WHAT YOU SHOULD DO |
Out of the lines below, please list those that hold the string "title".

PROVIDED MATERIAL |
────────────────────────────────────────
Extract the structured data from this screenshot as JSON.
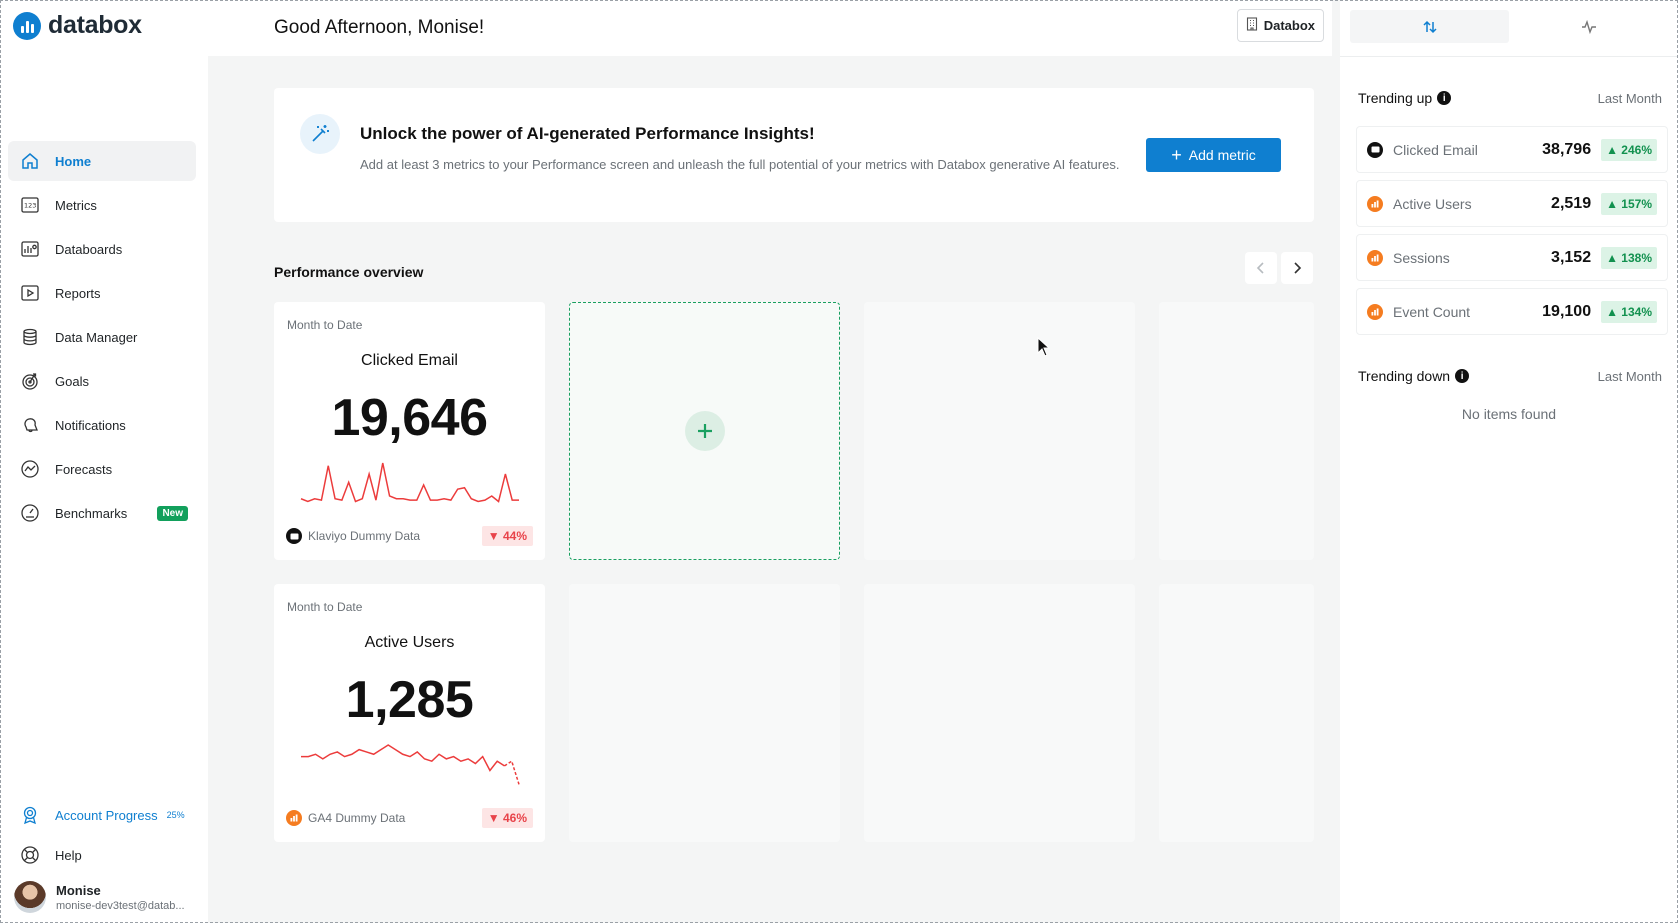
{
  "app": {
    "logo_text": "databox"
  },
  "header": {
    "greeting": "Good Afternoon, Monise!",
    "org_button": "Databox"
  },
  "nav": {
    "items": [
      {
        "id": "home",
        "label": "Home",
        "icon": "home-icon",
        "active": true
      },
      {
        "id": "metrics",
        "label": "Metrics",
        "icon": "metrics-icon"
      },
      {
        "id": "databoards",
        "label": "Databoards",
        "icon": "databoards-icon"
      },
      {
        "id": "reports",
        "label": "Reports",
        "icon": "reports-icon"
      },
      {
        "id": "data-manager",
        "label": "Data Manager",
        "icon": "database-icon"
      },
      {
        "id": "goals",
        "label": "Goals",
        "icon": "target-icon"
      },
      {
        "id": "notifications",
        "label": "Notifications",
        "icon": "bell-icon"
      },
      {
        "id": "forecasts",
        "label": "Forecasts",
        "icon": "forecast-icon"
      },
      {
        "id": "benchmarks",
        "label": "Benchmarks",
        "icon": "benchmark-icon",
        "badge": "New"
      }
    ],
    "account_progress": {
      "label": "Account Progress",
      "percent": "25%"
    },
    "help_label": "Help",
    "user": {
      "name": "Monise",
      "email": "monise-dev3test@datab..."
    }
  },
  "banner": {
    "title": "Unlock the power of AI-generated Performance Insights!",
    "description": "Add at least 3 metrics to your Performance screen and unleash the full potential of your metrics with Databox generative AI features.",
    "button_label": "Add metric"
  },
  "performance": {
    "title": "Performance overview",
    "cards": [
      {
        "period": "Month to Date",
        "name": "Clicked Email",
        "value": "19,646",
        "source": "Klaviyo Dummy Data",
        "change": "▼ 44%",
        "spark": [
          3,
          2,
          3,
          2.5,
          15,
          3,
          2.5,
          9,
          2,
          3,
          12,
          2.5,
          16,
          4,
          3,
          3,
          2.5,
          2.5,
          8,
          2.5,
          2.5,
          3,
          2.5,
          6.5,
          7,
          3,
          2,
          2.5,
          4,
          2,
          12,
          2.5,
          2.5
        ]
      },
      {
        "period": "Month to Date",
        "name": "Active Users",
        "value": "1,285",
        "source": "GA4 Dummy Data",
        "change": "▼ 46%",
        "spark": [
          14,
          14,
          15,
          13,
          15,
          16,
          14,
          15,
          17,
          16,
          15,
          17,
          19,
          17,
          15,
          14,
          16,
          13,
          12,
          15,
          13,
          14,
          12,
          13,
          11,
          14,
          8,
          12,
          10,
          12,
          2
        ]
      }
    ]
  },
  "trending_up": {
    "title": "Trending up",
    "period": "Last Month",
    "items": [
      {
        "name": "Clicked Email",
        "value": "38,796",
        "change": "▲ 246%",
        "source_icon": "klaviyo-icon"
      },
      {
        "name": "Active Users",
        "value": "2,519",
        "change": "▲ 157%",
        "source_icon": "ga4-icon"
      },
      {
        "name": "Sessions",
        "value": "3,152",
        "change": "▲ 138%",
        "source_icon": "ga4-icon"
      },
      {
        "name": "Event Count",
        "value": "19,100",
        "change": "▲ 134%",
        "source_icon": "ga4-icon"
      }
    ]
  },
  "trending_down": {
    "title": "Trending down",
    "period": "Last Month",
    "empty_text": "No items found"
  },
  "colors": {
    "brand": "#0f7fd0",
    "positive": "#12914f",
    "negative": "#e8434a",
    "add_accent": "#19a060"
  }
}
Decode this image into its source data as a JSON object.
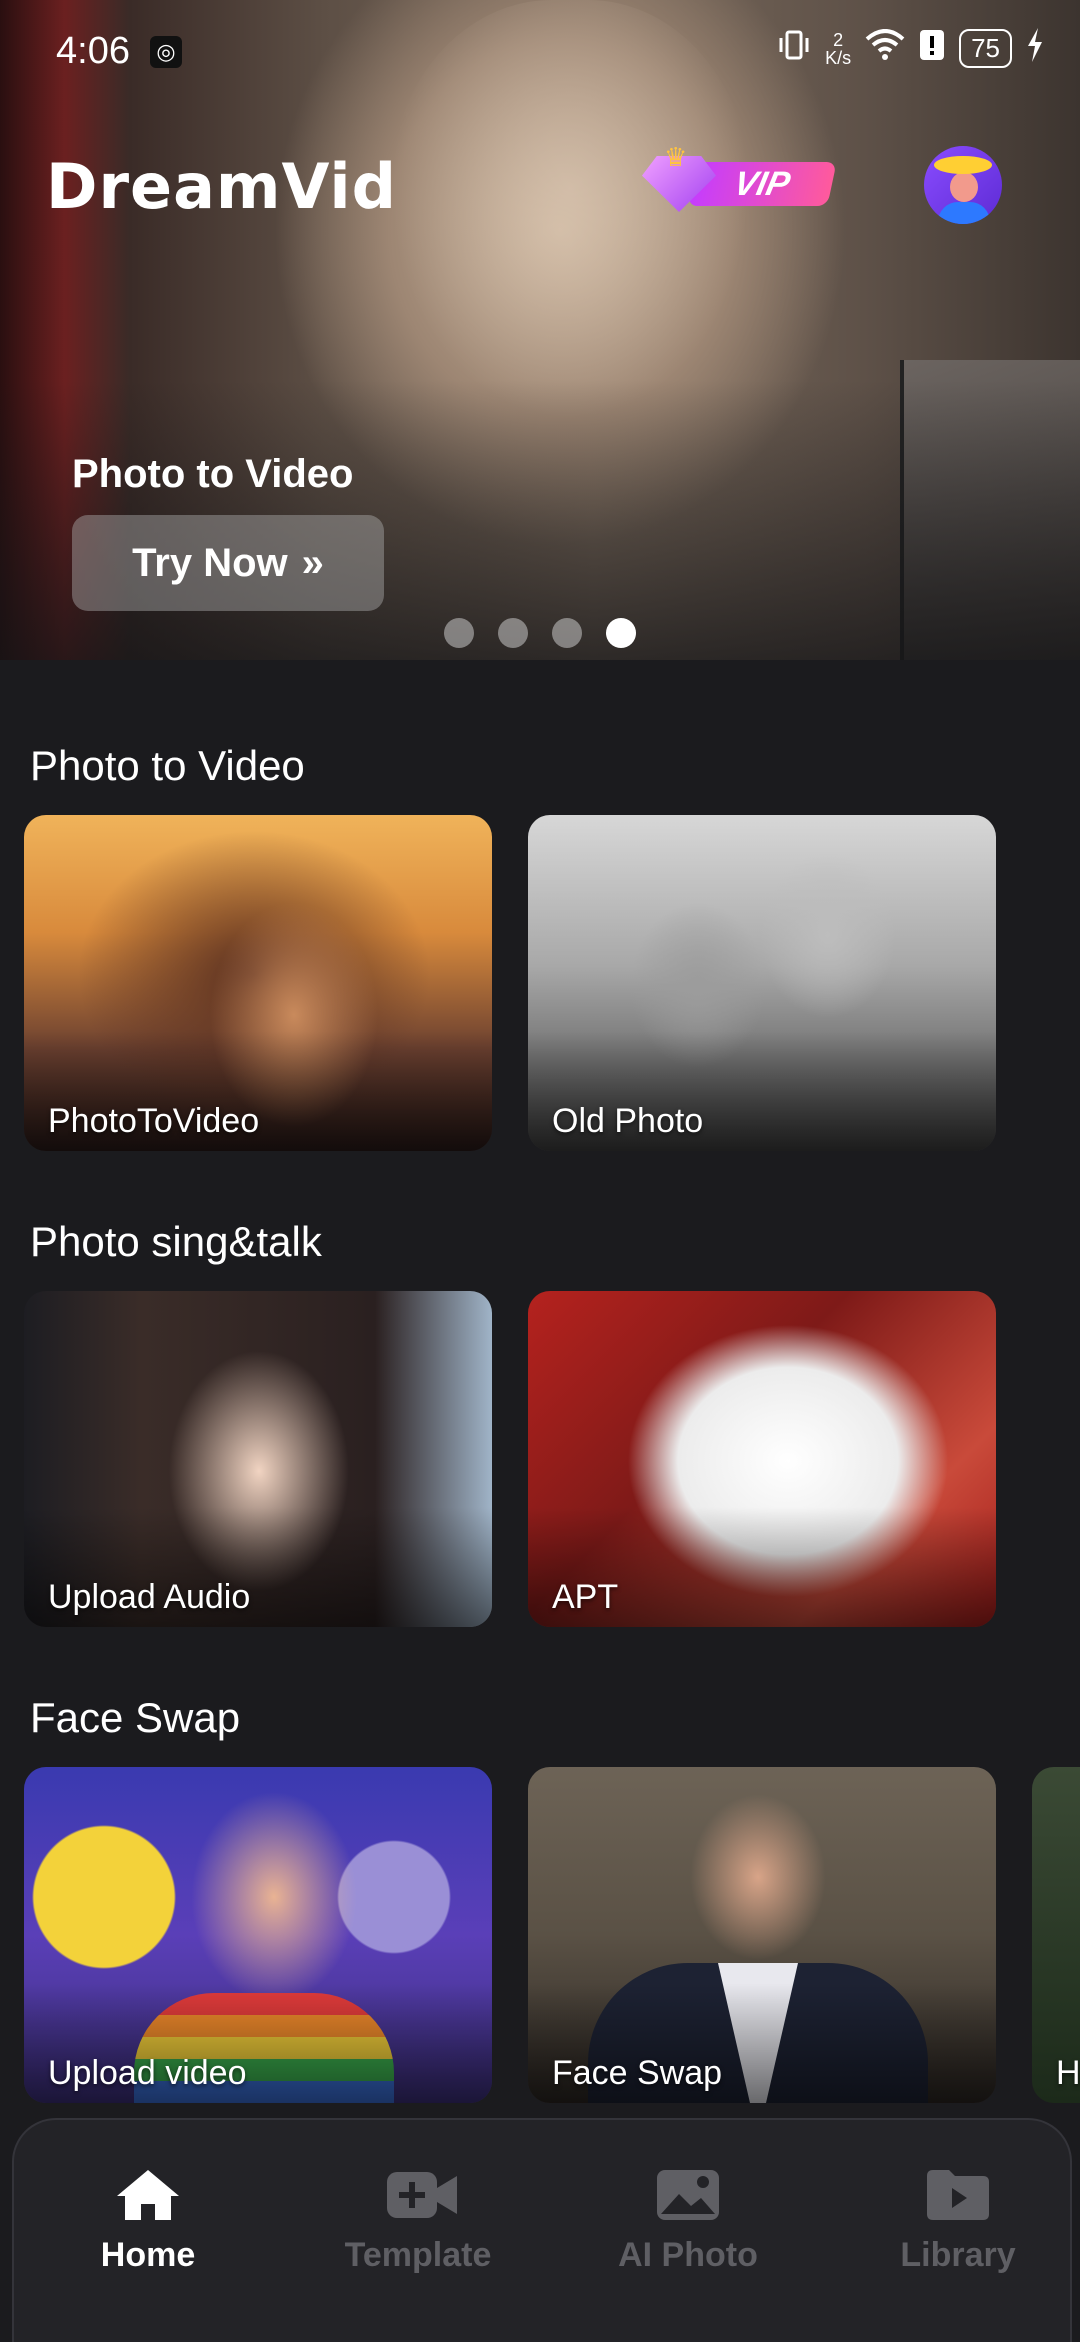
{
  "status_bar": {
    "time": "4:06",
    "net_speed_top": "2",
    "net_speed_bottom": "K/s",
    "battery": "75"
  },
  "header": {
    "logo": "DreamVid",
    "vip_label": "VIP"
  },
  "banner": {
    "title": "Photo to Video",
    "cta_label": "Try Now",
    "cta_icon": "double-chevron-right-icon",
    "page_count": 4,
    "active_page": 4
  },
  "sections": [
    {
      "title": "Photo to Video",
      "cards": [
        "PhotoToVideo",
        "Old Photo"
      ]
    },
    {
      "title": "Photo sing&talk",
      "cards": [
        "Upload Audio",
        "APT"
      ]
    },
    {
      "title": "Face Swap",
      "cards": [
        "Upload video",
        "Face Swap",
        "H"
      ]
    }
  ],
  "bottom_nav": [
    {
      "label": "Home",
      "icon": "home-icon",
      "active": true
    },
    {
      "label": "Template",
      "icon": "video-add-icon",
      "active": false
    },
    {
      "label": "AI Photo",
      "icon": "photo-icon",
      "active": false
    },
    {
      "label": "Library",
      "icon": "folder-play-icon",
      "active": false
    }
  ],
  "colors": {
    "background": "#1b1b1e",
    "nav_background": "#232327",
    "nav_inactive": "#5f5f64",
    "vip_gradient_start": "#c43cff",
    "vip_gradient_end": "#ff5a9c"
  }
}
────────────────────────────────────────
RESPONSE TO THIS TASK |
    "title": "Unlock the power of AI-generated Performance Insights!",
    "title": "Performance overview",
    "title": "Trending up",
    "title": "Trending down",
    "title": "Photo to Video",
      "title": "Photo to Video",
      "title": "Photo sing&talk",
      "title": "Face Swap",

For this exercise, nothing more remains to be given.